Exhibition

doyouremembermylove

8 Jun 2019 – 7 Jul 2019

Event times

Tuesdays - Saturdays, 11am - 7pm
Sundays, 11am - 6pm

Cost of entry

Free

Sullivan+Strumpf Singapore

Singapore
Singapore, Singapore

Address

Travel Information

  • Nearest Bus Stop: Along Alexandra Road Opposite Alexandra Point (Bus Stop Number 15059) Available Buses: 51, 57, 61, 83, 97, 97e, 100, 166, 175, 408, 963 or 963E
  • Nearest MRT Train Station: Labrador Park (Circle Line station CC27) Walking Directions from Labrador Park Station (~10 mins): 1. Exit Labrador Park station via Exit A and walk towards Alexandra Road. 2. Stay on the opposite side of the road from Alexandra Retail Centre (ARC) Shopping Mall. 3. At the first bus stop, take the sheltered walkway on your right into Gillman Barracks.

Save Event: doyouremembermylove

I've seen this

People who have saved this event:

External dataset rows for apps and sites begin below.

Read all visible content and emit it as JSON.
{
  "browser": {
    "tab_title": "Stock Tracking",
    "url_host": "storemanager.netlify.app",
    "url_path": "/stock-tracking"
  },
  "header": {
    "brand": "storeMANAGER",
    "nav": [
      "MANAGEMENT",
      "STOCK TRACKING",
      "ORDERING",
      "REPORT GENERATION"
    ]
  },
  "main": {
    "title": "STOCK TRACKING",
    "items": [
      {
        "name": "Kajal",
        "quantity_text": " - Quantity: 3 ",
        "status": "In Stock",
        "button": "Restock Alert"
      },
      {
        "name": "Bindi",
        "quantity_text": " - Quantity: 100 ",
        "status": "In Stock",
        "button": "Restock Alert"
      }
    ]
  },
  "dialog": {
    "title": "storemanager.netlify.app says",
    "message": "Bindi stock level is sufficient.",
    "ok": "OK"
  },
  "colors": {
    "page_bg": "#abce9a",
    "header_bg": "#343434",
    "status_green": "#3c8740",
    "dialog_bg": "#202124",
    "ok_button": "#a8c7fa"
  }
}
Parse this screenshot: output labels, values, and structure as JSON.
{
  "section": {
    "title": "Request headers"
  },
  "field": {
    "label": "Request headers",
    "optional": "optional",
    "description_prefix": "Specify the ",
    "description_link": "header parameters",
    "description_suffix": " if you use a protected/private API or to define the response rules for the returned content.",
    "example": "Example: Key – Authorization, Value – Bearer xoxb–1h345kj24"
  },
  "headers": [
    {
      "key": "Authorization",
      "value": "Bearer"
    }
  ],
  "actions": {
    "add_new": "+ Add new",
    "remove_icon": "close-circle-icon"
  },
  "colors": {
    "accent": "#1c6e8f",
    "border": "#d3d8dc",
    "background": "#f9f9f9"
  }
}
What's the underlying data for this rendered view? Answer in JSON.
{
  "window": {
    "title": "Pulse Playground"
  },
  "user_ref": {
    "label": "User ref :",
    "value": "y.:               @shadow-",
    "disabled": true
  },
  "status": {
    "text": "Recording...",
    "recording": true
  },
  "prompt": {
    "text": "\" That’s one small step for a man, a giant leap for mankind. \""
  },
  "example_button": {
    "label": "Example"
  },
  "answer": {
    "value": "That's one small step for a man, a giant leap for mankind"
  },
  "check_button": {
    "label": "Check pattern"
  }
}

close

About

'doyouremembermylove' is Glenn Barkley’s first solo exhibition in Singapore featuring new ceramics and collages that, amongst other things, have a relationship to the Tang dynasty ceramics collection of the Asian Civilizations Museum. These new works ponder upon the ancient Chinese pots, the fall of Singapore, pop and classical music, modernist poetry and Singapore’s role in recent Australian history – albeit being obfuscated by nationalism and a reductionist reading of history.

The large pot 'herethetimeflies' (2019) incorporates texts from Singaporean Modernist poet Teo Poh Leng’s book-length 'F.M.S.R.' which was published in the UK in the 1930s. The pot takes the point of view of a sailor sinking to the bottom of the sea and glimpsing visions of the end of empire amongst the dappled light and shiny shells. Employing straight-forward coiling and other hand-building methods, Barkley’s use of words in his pots and collages often reference popular songs and poetry, with the intentional removal of spacing between them that corresponds to hashtags.

The title of the exhibition comes from the song 'Sea of Love', first written and recorded by Phil Phillips in 1959 and later recorded by The Honeydrippers in 1984, the latter version first heard by the artist in his youth. Barkley imagines the song as a mirror to the shell, coral and poetic motifs that decorate the pots and collages in the show. “I imagine this as a song someone may have sung to their sweetheart before departing for or upon returning from war.”

Art form Toggle

Exhibiting artists

Glenn Barkley

Conversation

Have you been to this event? What do you think? Join the discussion here!
Remember, you can include links to your instagram pictures and to videos.